__Supplied data__:
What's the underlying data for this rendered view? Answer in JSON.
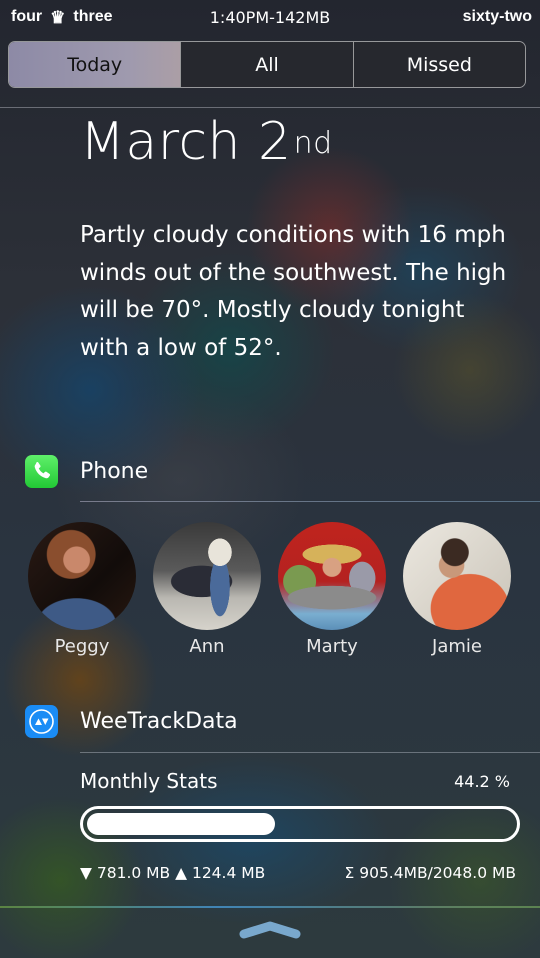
{
  "status_bar": {
    "carrier_left": "four",
    "carrier_icon": "crown-icon",
    "carrier_right": "three",
    "center": "1:40PM-142MB",
    "right": "sixty-two"
  },
  "tabs": [
    {
      "label": "Today",
      "active": true
    },
    {
      "label": "All",
      "active": false
    },
    {
      "label": "Missed",
      "active": false
    }
  ],
  "today": {
    "date_main": "March 2",
    "date_suffix": "nd",
    "forecast": "Partly cloudy conditions with 16 mph winds out of the southwest. The high will be 70°. Mostly cloudy tonight with a low of 52°."
  },
  "phone_widget": {
    "title": "Phone",
    "icon": "phone-icon",
    "icon_color": "#34d84a",
    "contacts": [
      {
        "name": "Peggy"
      },
      {
        "name": "Ann"
      },
      {
        "name": "Marty"
      },
      {
        "name": "Jamie"
      }
    ]
  },
  "weetrack_widget": {
    "title": "WeeTrackData",
    "icon": "up-down-arrows-icon",
    "icon_color": "#1a8cf5",
    "stats_label": "Monthly Stats",
    "percent_label": "44.2 %",
    "progress_fraction": 0.442,
    "download": "781.0 MB",
    "upload": "124.4 MB",
    "total": "Σ 905.4MB/2048.0 MB"
  },
  "bottom": {
    "grabber_icon": "chevron-up-icon"
  }
}
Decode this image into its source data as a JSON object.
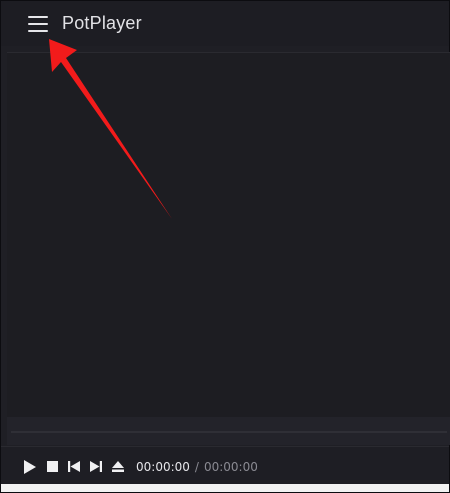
{
  "window": {
    "title": "PotPlayer"
  },
  "playback": {
    "current_time": "00:00:00",
    "separator": "/",
    "total_time": "00:00:00",
    "progress": 0
  },
  "icons": {
    "menu": "hamburger-menu-icon",
    "play": "play-icon",
    "stop": "stop-icon",
    "previous": "skip-previous-icon",
    "next": "skip-next-icon",
    "eject": "eject-icon"
  },
  "colors": {
    "background": "#1f1f25",
    "text": "#e2e2e6",
    "muted_text": "#8a8a92",
    "annotation_arrow": "#f21b1b"
  }
}
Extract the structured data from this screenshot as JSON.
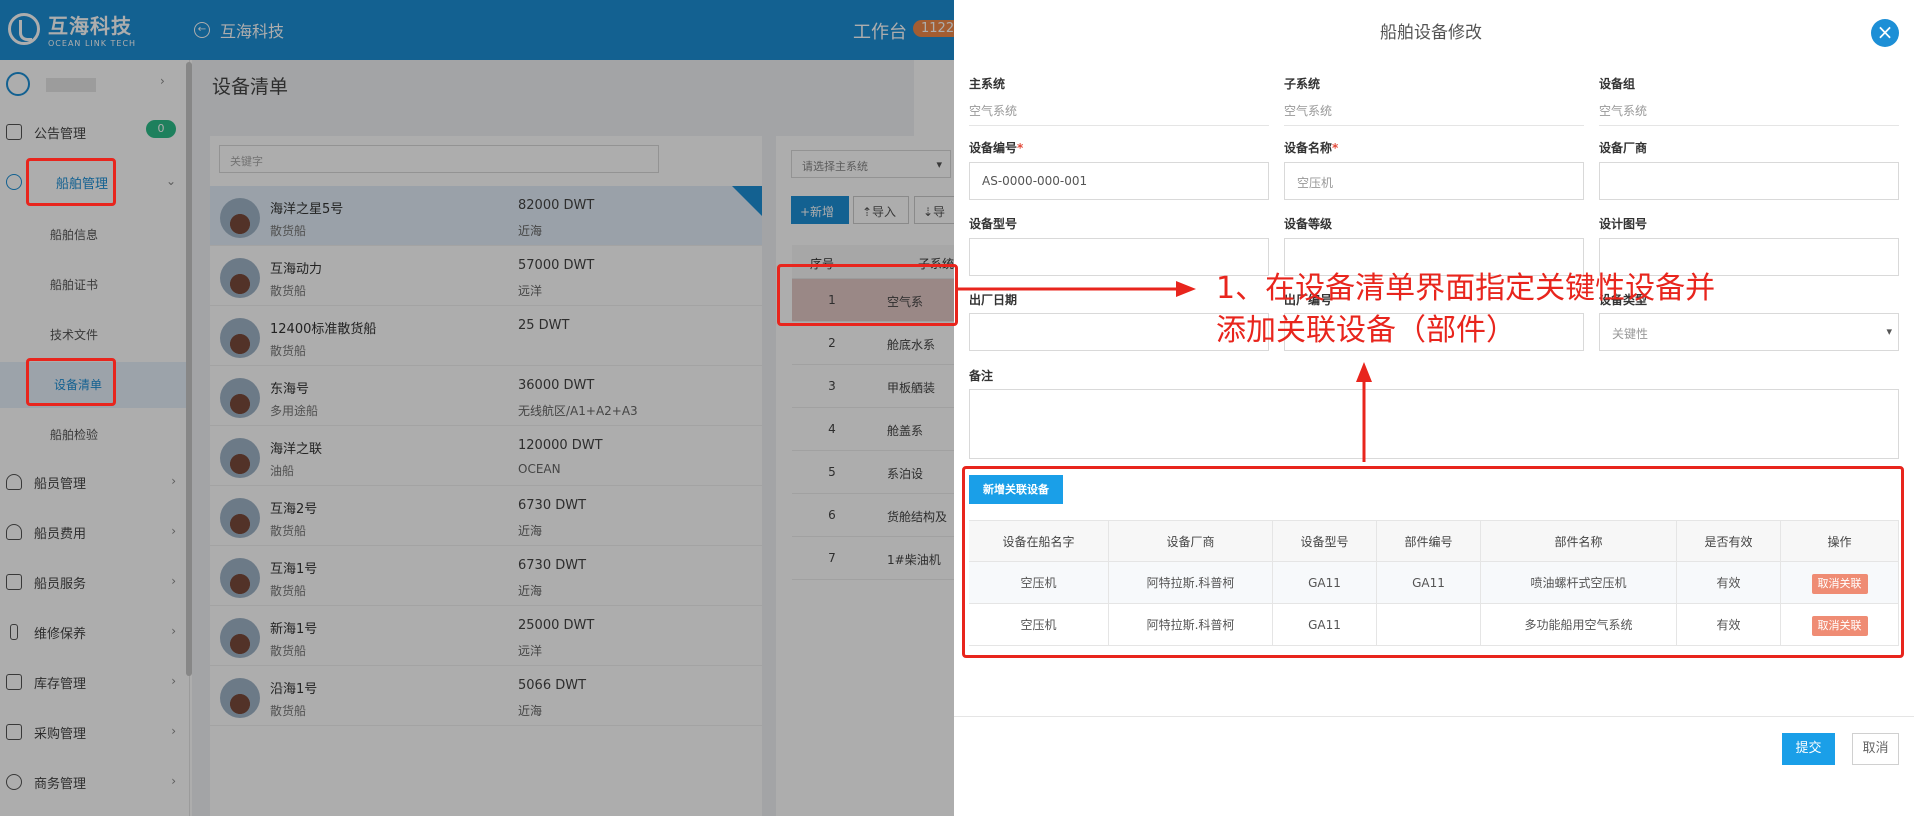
{
  "header": {
    "logo_title": "互海科技",
    "logo_sub": "OCEAN LINK TECH",
    "back_label": "互海科技",
    "workbench": "工作台",
    "workbench_count": "1122"
  },
  "sidebar": {
    "user": "",
    "notice_badge": "0",
    "items": [
      {
        "label": "公告管理",
        "icon": "book-icon"
      },
      {
        "label": "船舶管理",
        "icon": "anchor-icon"
      },
      {
        "label": "船员管理",
        "icon": "user-icon"
      },
      {
        "label": "船员费用",
        "icon": "user-icon"
      },
      {
        "label": "船员服务",
        "icon": "monitor-icon"
      },
      {
        "label": "维修保养",
        "icon": "wrench-icon"
      },
      {
        "label": "库存管理",
        "icon": "box-icon"
      },
      {
        "label": "采购管理",
        "icon": "cart-icon"
      },
      {
        "label": "商务管理",
        "icon": "globe-icon"
      }
    ],
    "subitems": [
      "船舶信息",
      "船舶证书",
      "技术文件",
      "设备清单",
      "船舶检验"
    ]
  },
  "page": {
    "title": "设备清单",
    "search_placeholder": "关键字",
    "system_select": "请选择主系统",
    "toolbar": {
      "new": "+新增",
      "import": "⇡导入",
      "export": "⇣导"
    }
  },
  "ships": [
    {
      "name": "海洋之星5号",
      "type": "散货船",
      "dwt": "82000 DWT",
      "area": "近海"
    },
    {
      "name": "互海动力",
      "type": "散货船",
      "dwt": "57000 DWT",
      "area": "远洋"
    },
    {
      "name": "12400标准散货船",
      "type": "散货船",
      "dwt": "25 DWT",
      "area": ""
    },
    {
      "name": "东海号",
      "type": "多用途船",
      "dwt": "36000 DWT",
      "area": "无线航区/A1+A2+A3"
    },
    {
      "name": "海洋之联",
      "type": "油船",
      "dwt": "120000 DWT",
      "area": "OCEAN"
    },
    {
      "name": "互海2号",
      "type": "散货船",
      "dwt": "6730 DWT",
      "area": "近海"
    },
    {
      "name": "互海1号",
      "type": "散货船",
      "dwt": "6730 DWT",
      "area": "近海"
    },
    {
      "name": "新海1号",
      "type": "散货船",
      "dwt": "25000 DWT",
      "area": "远洋"
    },
    {
      "name": "沿海1号",
      "type": "散货船",
      "dwt": "5066 DWT",
      "area": "近海"
    }
  ],
  "equip_table": {
    "headers": [
      "序号",
      "子系统"
    ],
    "rows": [
      {
        "no": "1",
        "name": "空气系"
      },
      {
        "no": "2",
        "name": "舱底水系"
      },
      {
        "no": "3",
        "name": "甲板舾装"
      },
      {
        "no": "4",
        "name": "舱盖系"
      },
      {
        "no": "5",
        "name": "系泊设"
      },
      {
        "no": "6",
        "name": "货舱结构及"
      },
      {
        "no": "7",
        "name": "1#柴油机"
      }
    ]
  },
  "modal": {
    "title": "船舶设备修改",
    "fields": {
      "main_system": {
        "label": "主系统",
        "value": "空气系统"
      },
      "sub_system": {
        "label": "子系统",
        "value": "空气系统"
      },
      "equip_group": {
        "label": "设备组",
        "value": "空气系统"
      },
      "equip_code": {
        "label": "设备编号",
        "value": "AS-0000-000-001"
      },
      "equip_name": {
        "label": "设备名称",
        "value": "空压机"
      },
      "manufacturer": {
        "label": "设备厂商",
        "value": ""
      },
      "model": {
        "label": "设备型号",
        "value": ""
      },
      "grade": {
        "label": "设备等级",
        "value": ""
      },
      "design_no": {
        "label": "设计图号",
        "value": ""
      },
      "factory_date": {
        "label": "出厂日期",
        "value": ""
      },
      "factory_no": {
        "label": "出厂编号",
        "value": ""
      },
      "equip_type": {
        "label": "设备类型",
        "value": "关键性"
      },
      "remark": {
        "label": "备注",
        "value": ""
      }
    },
    "add_related": "新增关联设备",
    "related": {
      "headers": [
        "设备在船名字",
        "设备厂商",
        "设备型号",
        "部件编号",
        "部件名称",
        "是否有效",
        "操作"
      ],
      "rows": [
        {
          "ship_name": "空压机",
          "maker": "阿特拉斯.科普柯",
          "model": "GA11",
          "part_no": "GA11",
          "part_name": "喷油螺杆式空压机",
          "valid": "有效",
          "action": "取消关联"
        },
        {
          "ship_name": "空压机",
          "maker": "阿特拉斯.科普柯",
          "model": "GA11",
          "part_no": "",
          "part_name": "多功能船用空气系统",
          "valid": "有效",
          "action": "取消关联"
        }
      ]
    },
    "submit": "提交",
    "cancel": "取消"
  },
  "annotation": {
    "line1": "1、在设备清单界面指定关键性设备并",
    "line2": "添加关联设备（部件）"
  }
}
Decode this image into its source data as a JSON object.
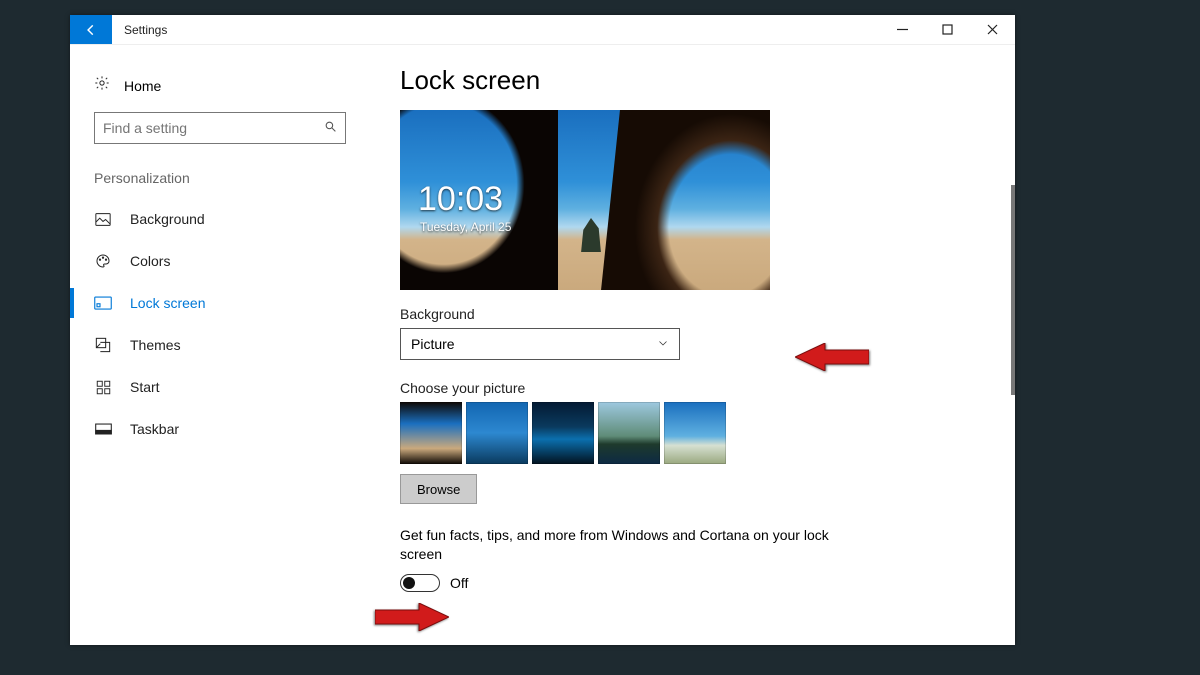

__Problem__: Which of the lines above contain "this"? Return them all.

__Response__:
What's the underlying data for this rendered view? Answer in JSON.
Decode this image into its source data as a JSON object.
Extract the structured data from this screenshot as JSON.
Decode this image into its source data as a JSON object.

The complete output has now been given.